Tucks is known for several throws but their icon throw is their toilet paper roll. Each sheet has the Tucks logo printed on it. It’s not exactly on a par with the Zulu coconut, but it’s pretty high up there on the short list of icon throws along with Muses’ decorated shoe.
I spoke to some Uptown New Orleanians who don’t like St. Charles Avenue after Carnival with all the toilet paper on the majestic oak trees. Personally, I find the temporary effect surreal.
There is no competition when Muses hits St. Charles Avenue, in terms of original throws. There are a couple of different reasons for Muses’ unique throws. One the one hand they control all throws all members can toss. The krewe is rather large, at least 1,100 women.
On the other hand, they make the maximum amount of money on very expensive throws with small margins. The public benefits from these factors.
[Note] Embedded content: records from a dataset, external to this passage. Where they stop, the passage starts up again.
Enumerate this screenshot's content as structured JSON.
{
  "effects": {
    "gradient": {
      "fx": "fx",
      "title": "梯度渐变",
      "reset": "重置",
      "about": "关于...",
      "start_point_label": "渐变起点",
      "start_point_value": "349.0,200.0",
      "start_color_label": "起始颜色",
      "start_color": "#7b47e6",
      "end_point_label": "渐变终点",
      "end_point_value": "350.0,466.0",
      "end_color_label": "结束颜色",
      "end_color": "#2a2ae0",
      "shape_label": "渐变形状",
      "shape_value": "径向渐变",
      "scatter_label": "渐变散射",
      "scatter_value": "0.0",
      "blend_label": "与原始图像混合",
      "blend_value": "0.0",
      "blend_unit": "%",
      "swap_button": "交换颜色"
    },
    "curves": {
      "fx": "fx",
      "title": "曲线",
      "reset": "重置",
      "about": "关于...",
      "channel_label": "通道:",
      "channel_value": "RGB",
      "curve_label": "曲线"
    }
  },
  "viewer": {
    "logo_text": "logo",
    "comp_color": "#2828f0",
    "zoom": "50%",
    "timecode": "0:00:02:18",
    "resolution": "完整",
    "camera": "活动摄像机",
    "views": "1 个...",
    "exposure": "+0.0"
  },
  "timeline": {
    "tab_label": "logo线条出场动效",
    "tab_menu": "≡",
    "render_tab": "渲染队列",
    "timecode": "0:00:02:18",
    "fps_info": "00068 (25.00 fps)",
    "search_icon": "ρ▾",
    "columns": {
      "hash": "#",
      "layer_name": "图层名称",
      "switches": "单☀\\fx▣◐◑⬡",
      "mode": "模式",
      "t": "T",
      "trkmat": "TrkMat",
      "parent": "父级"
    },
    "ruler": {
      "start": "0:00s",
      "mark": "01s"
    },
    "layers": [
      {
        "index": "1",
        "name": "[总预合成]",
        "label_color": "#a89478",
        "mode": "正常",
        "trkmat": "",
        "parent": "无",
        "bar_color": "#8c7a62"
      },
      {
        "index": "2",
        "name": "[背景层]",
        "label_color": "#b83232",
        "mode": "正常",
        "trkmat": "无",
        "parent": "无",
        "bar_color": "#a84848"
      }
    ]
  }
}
In 2013, I saw very few decorated shoes coming off the floats this year. Contrast this with my experience at the Zulu parade on Jackson Avenue. When the double deck floats arrived, I personally caught 5 coconuts in 10 minutes, then had to leave to make it to REX on time. If I had stuck around I would have caught a dozen coconuts from these double decker floats. Granted my costume was extensive for Zulu but for Muses I had my masculinity going for me.
Muses handed me lots of cool throws, I caught a powerful ring flashlight;a light up shopping bag medallion; a magnetic shopping list with pad and special marker; a reusable shopping bag, a collapsible flask with caribener; a heavy duty guide to the Makin’ Grocery floats that could double as a picnic blanket; shoe laces in a cool plastic test tube; koozies; kazoos; shoe bracelets; lariats; other medallions; shoe beads; coin purses, etc. It seemed relatively endless in terms of the variety of Muses stuff thrown off the floats.
This makes Muses a very high priced parade to ride in. I assume the dues is far less than the throws. By a wide margin. Again the public benefits from the wild variety of throws Muses throws.
Muses seems to pull marching organizations out of the wood work. No parade on St. Charles Avenue has more. They include the Pussyfooters; the Krewe of the Rolling Elvi;the 610 Stompers; the Camel Toe Lady Steppers; Disco Amigos; the Dead Rock Stars, and many more.